Next we headed off to the traction control (aka skid) pad, a wet track where we got to experience driving the cars with their multiple modes (On, Off or Track). Assometer ratings on high, this is the part of the day when you make funny faces and say “Wow! Awesome; let’s do that again!” over and over again as you spin the car into oversteer. It’s also the equally important moment when you understand the engineering involved in the cars and how to leverage it—whether you want the car controlled and tamed, loosened up, or completely left to your skill to master.
After lunch, we headed out to the Gleneagles Cincinnati track, once again modeled after existing roads (this time in Scotland and Cincinnati). Longer and with the addition of a few straightaways between the turns, here we started to put the pieces together, using the skills we’d learned throughout the day. You realize that as much fun as you’re having, you’re also building up a set of skills, as well as a better understanding of the physics involved in driving. Next stop was the hills course where we put the cars through steep climbs, descents and nice wide turns. Kevin and Sal took us to the top of one of the hill tracks, among the highest points in that part of Michigan—perfect for taking in the beautiful countryside, the impressive facility and for the requisite Facebook shots of us posing with the cars.
Last stop of this thrill-seeking day was the five mile high-speed oval track, where we had the thrill of driving the cars to their maximum speeds. A gentleman’s agreement prevents us from mentioning any specific numbers, but let’s just say it was fast, really fast. It’s the kind of speed that you want, but never have the opportunity to achieve, every time you get behind the wheel of one of these beautiful machines. This is a good time to mention that we were on a closed racetrack, following all safety precautions with professional drivers in the car with us. The instructors will evaluate your skills, the weather and track conditions and take all of that into consideration when planning your day and determining how fast you can drive. Safety is always the first priority. One fun thing we learned is that by going 96 miles per hour around the track, gravity basically holds the car on course through the turns; you can lift your hands off the wheel and the stays perfectly in the lane.
Our full day of driving behind us, we headed back to the Aston Martin lounge, debriefed on the day and the guys answered our remaining questions. We shook hands with Rick and Sal and left with a whole new appreciation for physics, the cars, their skills as drivers and instructors, and grins from ear to ear.
Aston Martin Driving Experiences offer several different programs starting around $1,000; each of which offers what promises to be one of your best days ever. You can drive in the snow, on a race track, through the countryside or spend an entire day learning the ins-and-outs of performance driving like we did. Schools are located in the U.K., Australia, the U.S., and at Germany’s famous Nürburgring track. Aston owners are invited to bring their own cars; the rest of us get to use one provided at all of the courses, which you can specify when you make your reservation (they are always the current model year). The PDC is $2,500 in the U.S. and £1,164 in the U.K. They are very accommodating of sharing that time, so it’s possible to go with a friend and each chip in half, though the total driving time is still the same.
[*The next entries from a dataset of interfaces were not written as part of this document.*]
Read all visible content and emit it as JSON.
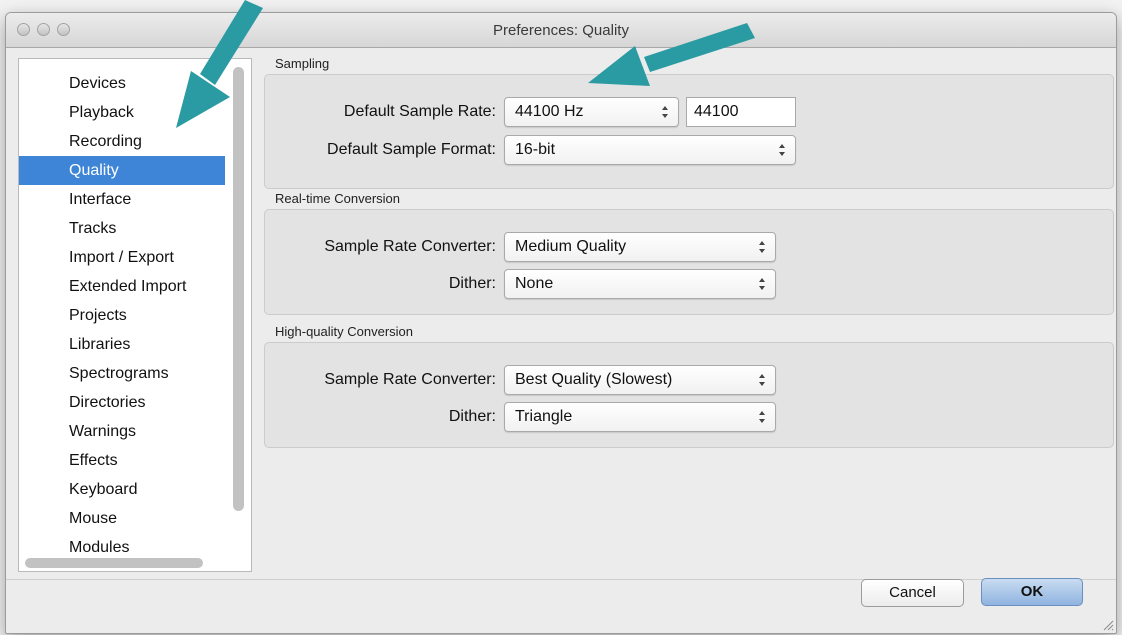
{
  "window": {
    "title": "Preferences: Quality"
  },
  "sidebar": {
    "items": [
      {
        "label": "Devices"
      },
      {
        "label": "Playback"
      },
      {
        "label": "Recording"
      },
      {
        "label": "Quality"
      },
      {
        "label": "Interface"
      },
      {
        "label": "Tracks"
      },
      {
        "label": "Import / Export"
      },
      {
        "label": "Extended Import"
      },
      {
        "label": "Projects"
      },
      {
        "label": "Libraries"
      },
      {
        "label": "Spectrograms"
      },
      {
        "label": "Directories"
      },
      {
        "label": "Warnings"
      },
      {
        "label": "Effects"
      },
      {
        "label": "Keyboard"
      },
      {
        "label": "Mouse"
      },
      {
        "label": "Modules"
      }
    ],
    "selected": "Quality"
  },
  "sampling": {
    "title": "Sampling",
    "rate_label": "Default Sample Rate:",
    "rate_value": "44100 Hz",
    "rate_text": "44100",
    "format_label": "Default Sample Format:",
    "format_value": "16-bit"
  },
  "realtime": {
    "title": "Real-time Conversion",
    "converter_label": "Sample Rate Converter:",
    "converter_value": "Medium Quality",
    "dither_label": "Dither:",
    "dither_value": "None"
  },
  "highquality": {
    "title": "High-quality Conversion",
    "converter_label": "Sample Rate Converter:",
    "converter_value": "Best Quality (Slowest)",
    "dither_label": "Dither:",
    "dither_value": "Triangle"
  },
  "buttons": {
    "cancel": "Cancel",
    "ok": "OK"
  },
  "colors": {
    "selection": "#3e85d8",
    "annotation_arrow": "#2a9aa3"
  }
}
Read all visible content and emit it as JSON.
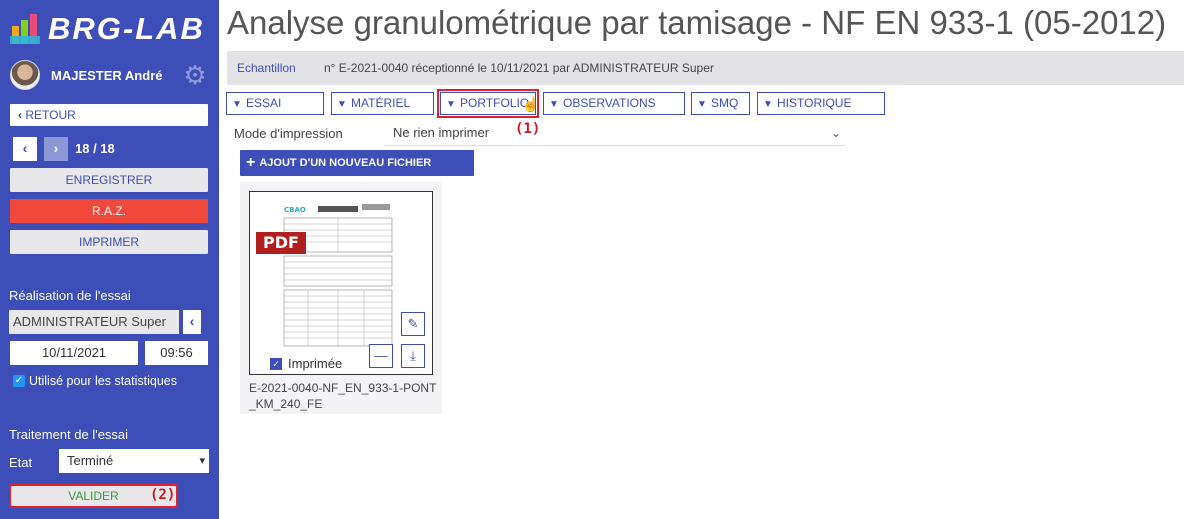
{
  "brand": {
    "name": "BRG-LAB"
  },
  "user": {
    "name": "MAJESTER André"
  },
  "sidebar": {
    "back_label": "RETOUR",
    "pager": "18 / 18",
    "save_label": "ENREGISTRER",
    "reset_label": "R.A.Z.",
    "print_label": "IMPRIMER",
    "realisation_title": "Réalisation de l'essai",
    "operator": "ADMINISTRATEUR Super",
    "date": "10/11/2021",
    "time": "09:56",
    "stats_label": "Utilisé pour les statistiques",
    "treatment_title": "Traitement de l'essai",
    "state_label": "Etat",
    "state_value": "Terminé",
    "validate_label": "VALIDER",
    "annotation_2": "(2)"
  },
  "page": {
    "title": "Analyse granulométrique par tamisage - NF EN 933-1 (05-2012)",
    "sample_link": "Echantillon",
    "sample_info": "n° E-2021-0040 réceptionné le 10/11/2021 par ADMINISTRATEUR Super"
  },
  "tabs": [
    {
      "label": "ESSAI"
    },
    {
      "label": "MATÉRIEL"
    },
    {
      "label": "PORTFOLIO"
    },
    {
      "label": "OBSERVATIONS"
    },
    {
      "label": "SMQ"
    },
    {
      "label": "HISTORIQUE"
    }
  ],
  "annotation_1": "(1)",
  "print_mode": {
    "label": "Mode d'impression",
    "value": "Ne rien imprimer"
  },
  "add_file_label": "AJOUT D'UN NOUVEAU FICHIER",
  "file_card": {
    "pdf_badge": "PDF",
    "doc_logo": "CBAO",
    "printed_label": "Imprimée",
    "filename": "E-2021-0040-NF_EN_933-1-PONT_KM_240_FE"
  },
  "colors": {
    "sidebar": "#3d4eb8",
    "accent": "#3d4eb8",
    "reset": "#f0493b",
    "annotation": "#d0141e"
  }
}
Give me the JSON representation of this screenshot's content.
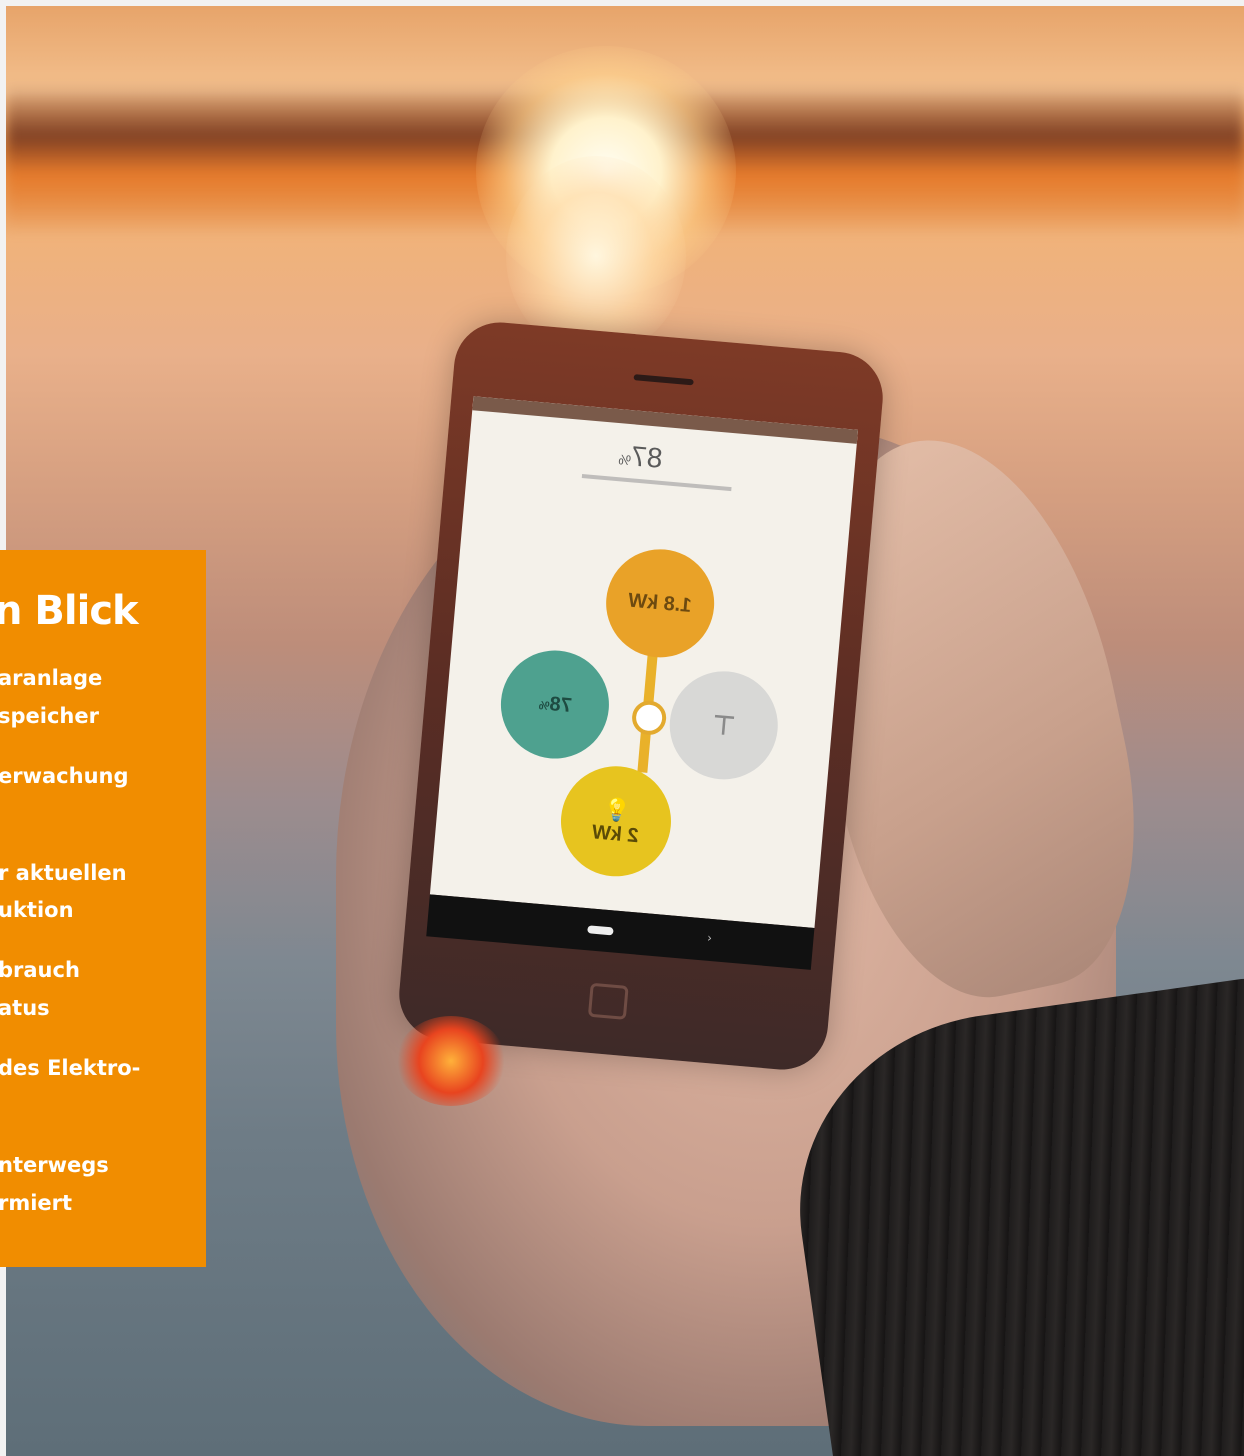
{
  "info_panel": {
    "heading": "n Blick",
    "lines": [
      "aranlage",
      "speicher",
      "erwachung",
      "r aktuellen",
      "uktion",
      "brauch",
      "atus",
      " des Elektro-",
      "nterwegs",
      "rmiert"
    ]
  },
  "phone_app": {
    "battery_percent": "87",
    "battery_unit": "%",
    "nodes": {
      "solar": {
        "value": "1.8 kW",
        "color": "#e9a228"
      },
      "battery": {
        "value": "78",
        "unit": "%",
        "color": "#4ea18f"
      },
      "grid": {
        "color": "#d8d8d6"
      },
      "house": {
        "value": "2 kW",
        "color": "#e7c41f"
      }
    }
  },
  "colors": {
    "panel_orange": "#f18d00",
    "panel_text": "#ffffff"
  }
}
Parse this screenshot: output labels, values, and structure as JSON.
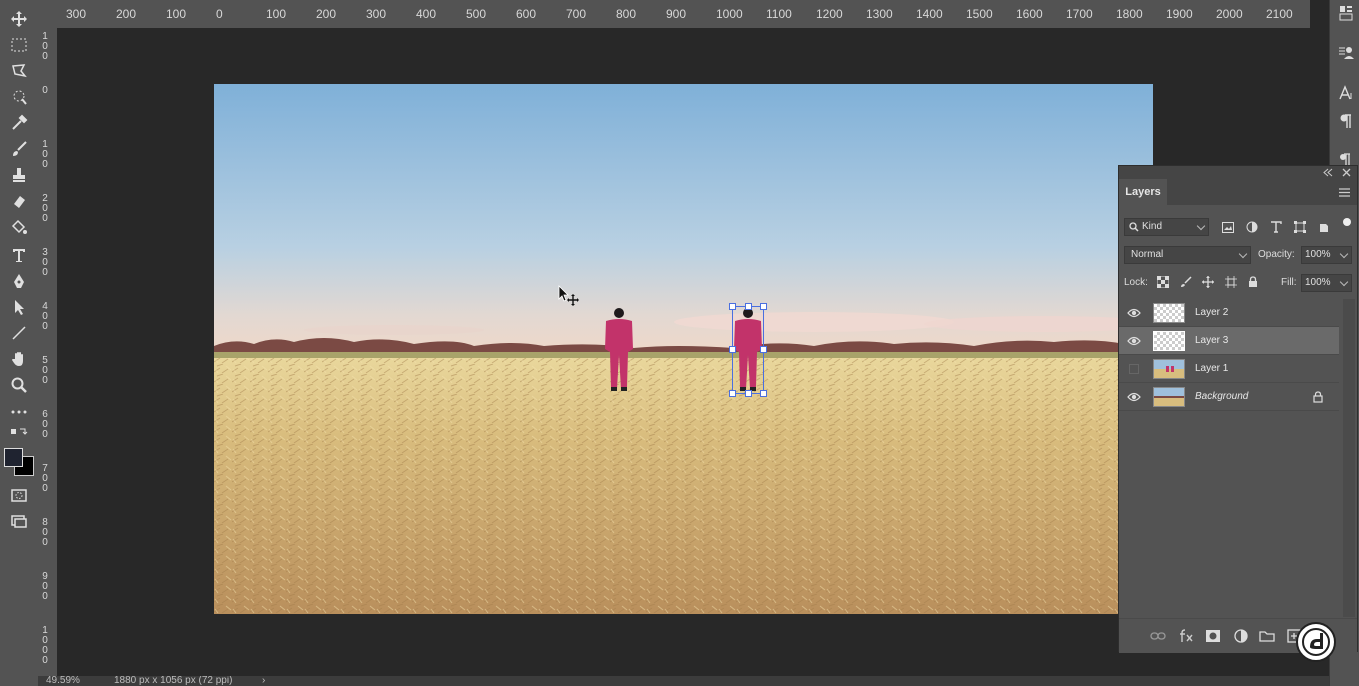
{
  "ruler": {
    "top_labels": [
      "300",
      "200",
      "100",
      "0",
      "100",
      "200",
      "300",
      "400",
      "500",
      "600",
      "700",
      "800",
      "900",
      "1000",
      "1100",
      "1200",
      "1300",
      "1400",
      "1500",
      "1600",
      "1700",
      "1800",
      "1900",
      "2000",
      "2100"
    ],
    "left_labels": [
      "100",
      "0",
      "100",
      "200",
      "300",
      "400",
      "500",
      "600",
      "700",
      "800",
      "900",
      "1000"
    ]
  },
  "toolbar": {
    "tools": [
      "move-icon",
      "marquee-icon",
      "lasso-icon",
      "quick-select-icon",
      "eyedropper-icon",
      "brush-icon",
      "stamp-icon",
      "eraser-icon",
      "paint-bucket-icon",
      "type-icon",
      "pen-icon",
      "path-select-icon",
      "line-icon",
      "hand-icon",
      "zoom-icon",
      "more-icon",
      "swap-colors-icon",
      "color-swatches",
      "quick-mask-icon",
      "screen-mode-icon"
    ],
    "foreground_color": "#1f2330",
    "background_color": "#000000"
  },
  "status": {
    "zoom": "49.59%",
    "doc_size": "1880 px x 1056 px (72 ppi)",
    "arrow": "›"
  },
  "layers_panel": {
    "tab": "Layers",
    "filter_kind": "Kind",
    "blend_mode": "Normal",
    "opacity_label": "Opacity:",
    "opacity": "100%",
    "lock_label": "Lock:",
    "fill_label": "Fill:",
    "fill": "100%",
    "layers": [
      {
        "name": "Layer 2",
        "visible": true,
        "selected": false,
        "thumb": "checker",
        "italic": false,
        "locked": false
      },
      {
        "name": "Layer 3",
        "visible": true,
        "selected": true,
        "thumb": "checker",
        "italic": false,
        "locked": false
      },
      {
        "name": "Layer 1",
        "visible": false,
        "selected": false,
        "thumb": "photo",
        "italic": false,
        "locked": false
      },
      {
        "name": "Background",
        "visible": true,
        "selected": false,
        "thumb": "photo",
        "italic": true,
        "locked": true
      }
    ],
    "bottom_icons": [
      "link-icon",
      "fx-icon",
      "mask-icon",
      "adjustment-icon",
      "folder-icon",
      "new-layer-icon"
    ]
  },
  "right_dock": {
    "icons": [
      "properties-icon",
      "character-styles-icon",
      "character-icon",
      "paragraph-icon",
      "paragraph-styles-icon"
    ]
  },
  "colors": {
    "ui_dark": "#282828",
    "panel": "#535353",
    "selection": "#6a6a6a",
    "transform_handle": "#4a6fe0"
  }
}
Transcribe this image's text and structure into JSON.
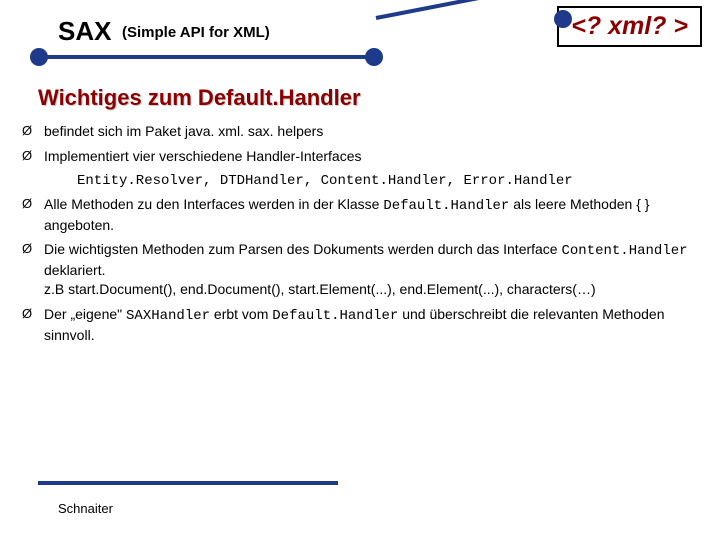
{
  "header": {
    "title_main": "SAX",
    "title_sub": "(Simple API for XML)",
    "xml_box": "<? xml? >"
  },
  "subtitle": "Wichtiges zum Default.Handler",
  "bullets": {
    "b1": "befindet sich im Paket java. xml. sax. helpers",
    "b2": "Implementiert vier verschiedene Handler-Interfaces",
    "b2_sub": "Entity.Resolver, DTDHandler, Content.Handler, Error.Handler",
    "b3_pre": "Alle Methoden zu den Interfaces werden in der Klasse ",
    "b3_code": "Default.Handler",
    "b3_post": " als leere Methoden { } angeboten.",
    "b4_pre": "Die wichtigsten Methoden zum Parsen des Dokuments werden durch das Interface ",
    "b4_code": "Content.Handler",
    "b4_post": " deklariert.",
    "b4_line2": "z.B start.Document(), end.Document(), start.Element(...), end.Element(...), characters(…)",
    "b5_pre": "Der „eigene\" ",
    "b5_code1": "SAXHandler",
    "b5_mid": " erbt vom ",
    "b5_code2": "Default.Handler",
    "b5_post": " und überschreibt die relevanten Methoden sinnvoll."
  },
  "arrow": "Ø",
  "footer": "Schnaiter"
}
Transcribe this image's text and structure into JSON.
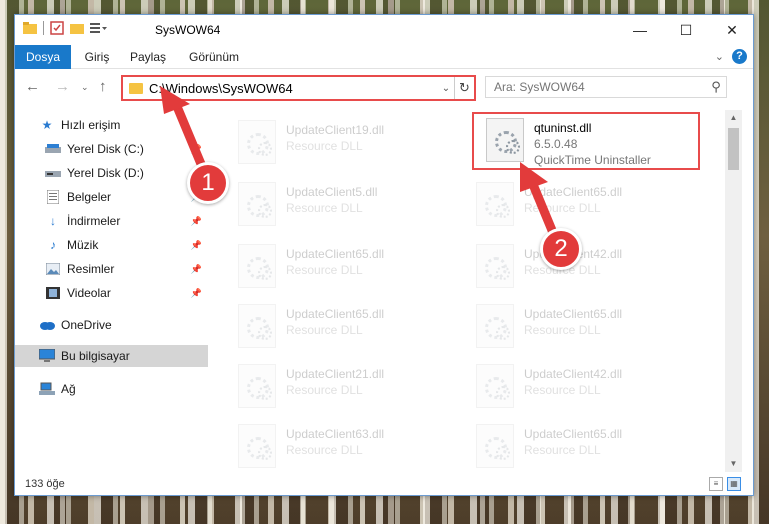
{
  "window": {
    "title": "SysWOW64",
    "controls": {
      "minimize": "—",
      "maximize": "☐",
      "close": "✕"
    }
  },
  "ribbon": {
    "tabs": [
      {
        "label": "Dosya",
        "active": true
      },
      {
        "label": "Giriş",
        "active": false
      },
      {
        "label": "Paylaş",
        "active": false
      },
      {
        "label": "Görünüm",
        "active": false
      }
    ],
    "help": "?"
  },
  "navigation": {
    "address": "C:\\Windows\\SysWOW64",
    "search_placeholder": "Ara: SysWOW64"
  },
  "sidebar": {
    "items": [
      {
        "label": "Hızlı erişim",
        "icon": "star-icon"
      },
      {
        "label": "Yerel Disk (C:)",
        "icon": "drive-icon",
        "pinned": true
      },
      {
        "label": "Yerel Disk (D:)",
        "icon": "drive-icon"
      },
      {
        "label": "Belgeler",
        "icon": "documents-icon",
        "pinned": true
      },
      {
        "label": "İndirmeler",
        "icon": "download-icon",
        "pinned": true
      },
      {
        "label": "Müzik",
        "icon": "music-icon",
        "pinned": true
      },
      {
        "label": "Resimler",
        "icon": "pictures-icon",
        "pinned": true
      },
      {
        "label": "Videolar",
        "icon": "videos-icon",
        "pinned": true
      },
      {
        "label": "OneDrive",
        "icon": "cloud-icon"
      },
      {
        "label": "Bu bilgisayar",
        "icon": "computer-icon",
        "selected": true
      },
      {
        "label": "Ağ",
        "icon": "network-icon"
      }
    ]
  },
  "files": [
    {
      "name": "UpdateClient19.dll",
      "sub": "Resource DLL"
    },
    {
      "name": "qtuninst.dll",
      "version": "6.5.0.48",
      "description": "QuickTime Uninstaller",
      "highlighted": true
    },
    {
      "name": "UpdateClient5.dll",
      "sub": "Resource DLL"
    },
    {
      "name": "UpdateClient65.dll",
      "sub": "Resource DLL"
    },
    {
      "name": "UpdateClient65.dll",
      "sub": "Resource DLL"
    },
    {
      "name": "UpdateClient42.dll",
      "sub": "Resource DLL"
    },
    {
      "name": "UpdateClient65.dll",
      "sub": "Resource DLL"
    },
    {
      "name": "UpdateClient65.dll",
      "sub": "Resource DLL"
    },
    {
      "name": "UpdateClient21.dll",
      "sub": "Resource DLL"
    },
    {
      "name": "UpdateClient42.dll",
      "sub": "Resource DLL"
    },
    {
      "name": "UpdateClient63.dll",
      "sub": "Resource DLL"
    },
    {
      "name": "UpdateClient65.dll",
      "sub": "Resource DLL"
    }
  ],
  "status": {
    "count": "133 öğe"
  },
  "annotations": {
    "step1": "1",
    "step2": "2",
    "color": "#e23b3b"
  }
}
Prices include a light breakfast, lunch, refreshments and the time of your life, but not travel. Drivers must have a valid license and be over 25—though if you’re the kind of person who gets an Aston for your 16th birthday you can probably work something out.